There will be a recount in the 59B DFL primary. Raymond Dehn beat Terra Cole by 19 votes - a margin of victory of just 0.8%. The automatic threshold for a recount is 0.5%. Because the margin of victory exceeds the automatic recount, the contesting party must foot the bill. So if you support a recount, you can put your money behind that support through a donation on the campaign website.
A recount, however, is fairly limited in scope. It will only verify that the votes cast were properly attributed to each candidate. As such, overcoming even a 0.8% deficit would be rather difficult. A recount will not verify voter eligibility; doing so would take a formal contest of the election. Such a contest can only be filed by a voter in the district in question. For the record, I live on the opposite side of the street and fall under the jurisdiction of 59A. If I were in 59B, I'd have already filed an election contest - if the Cole campaign were amenable to such a maneuver. That's because according to state law, a contest to an election can consider things like...
...(1) Irregularity in the conduct of an election or canvass of votesIf there is anyone who feels the same way, but lives in 59B, you have until 4:30 p.m. on August 22nd to formally contest the election results.
(2) The question of who received the largest number of votes legally cast
(3) The number of votes legally cast in favor of or against a question
(4) A deliberate, serious, and material violation of Minnesota election law
Ok, I take back whether I might have filed a formal contest to the election, as the contestee (that would have been me, in this hypothetical situation) bears the cost of the contest if he or she loses. That could be one reason why nobody else has jumped in the fray just yet.
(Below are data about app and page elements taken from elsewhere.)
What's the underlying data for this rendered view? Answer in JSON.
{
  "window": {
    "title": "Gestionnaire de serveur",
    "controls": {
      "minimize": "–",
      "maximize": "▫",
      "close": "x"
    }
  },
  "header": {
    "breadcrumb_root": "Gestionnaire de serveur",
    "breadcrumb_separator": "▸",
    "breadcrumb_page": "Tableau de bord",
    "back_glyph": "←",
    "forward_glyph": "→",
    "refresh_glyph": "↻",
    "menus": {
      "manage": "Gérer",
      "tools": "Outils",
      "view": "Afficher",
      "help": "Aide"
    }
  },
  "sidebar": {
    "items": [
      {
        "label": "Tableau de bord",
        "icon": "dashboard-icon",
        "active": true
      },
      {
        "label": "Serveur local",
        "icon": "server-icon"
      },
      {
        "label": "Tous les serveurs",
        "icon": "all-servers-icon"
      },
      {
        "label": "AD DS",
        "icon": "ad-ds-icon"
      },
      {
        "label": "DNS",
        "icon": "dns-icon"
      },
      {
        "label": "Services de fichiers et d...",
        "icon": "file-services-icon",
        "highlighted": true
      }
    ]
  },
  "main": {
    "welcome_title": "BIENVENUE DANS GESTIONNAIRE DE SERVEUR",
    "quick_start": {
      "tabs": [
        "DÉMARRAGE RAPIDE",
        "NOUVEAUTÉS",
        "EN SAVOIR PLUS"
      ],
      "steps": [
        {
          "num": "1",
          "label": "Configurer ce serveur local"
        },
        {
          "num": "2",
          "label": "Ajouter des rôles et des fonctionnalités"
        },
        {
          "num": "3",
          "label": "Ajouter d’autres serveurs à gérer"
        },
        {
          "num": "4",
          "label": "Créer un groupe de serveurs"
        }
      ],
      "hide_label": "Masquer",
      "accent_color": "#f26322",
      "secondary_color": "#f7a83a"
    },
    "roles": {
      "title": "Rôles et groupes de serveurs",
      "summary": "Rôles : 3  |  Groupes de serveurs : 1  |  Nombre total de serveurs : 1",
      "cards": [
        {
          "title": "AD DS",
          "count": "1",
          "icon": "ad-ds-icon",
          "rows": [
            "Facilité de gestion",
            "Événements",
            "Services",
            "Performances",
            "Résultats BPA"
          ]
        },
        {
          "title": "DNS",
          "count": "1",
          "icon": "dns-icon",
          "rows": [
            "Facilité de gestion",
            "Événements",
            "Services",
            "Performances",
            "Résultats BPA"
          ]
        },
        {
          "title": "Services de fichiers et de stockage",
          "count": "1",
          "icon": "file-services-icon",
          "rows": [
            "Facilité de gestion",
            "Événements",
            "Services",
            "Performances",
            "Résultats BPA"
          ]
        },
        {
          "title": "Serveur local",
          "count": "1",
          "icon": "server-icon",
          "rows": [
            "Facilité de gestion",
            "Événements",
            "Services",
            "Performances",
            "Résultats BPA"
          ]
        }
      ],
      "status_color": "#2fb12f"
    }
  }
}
A contest to the primary could drag on dangerously close to the general election, and should only be taken in extreme circumstances. The problem being that without a full understanding of what an election contest might do, it's hard to determine through a partial recount strategy who pays for what and when.
Even though a fully contested election could take months to resolve, I would support such a contest to answer questions of legally cast votes and possible violations of Minnesota election law.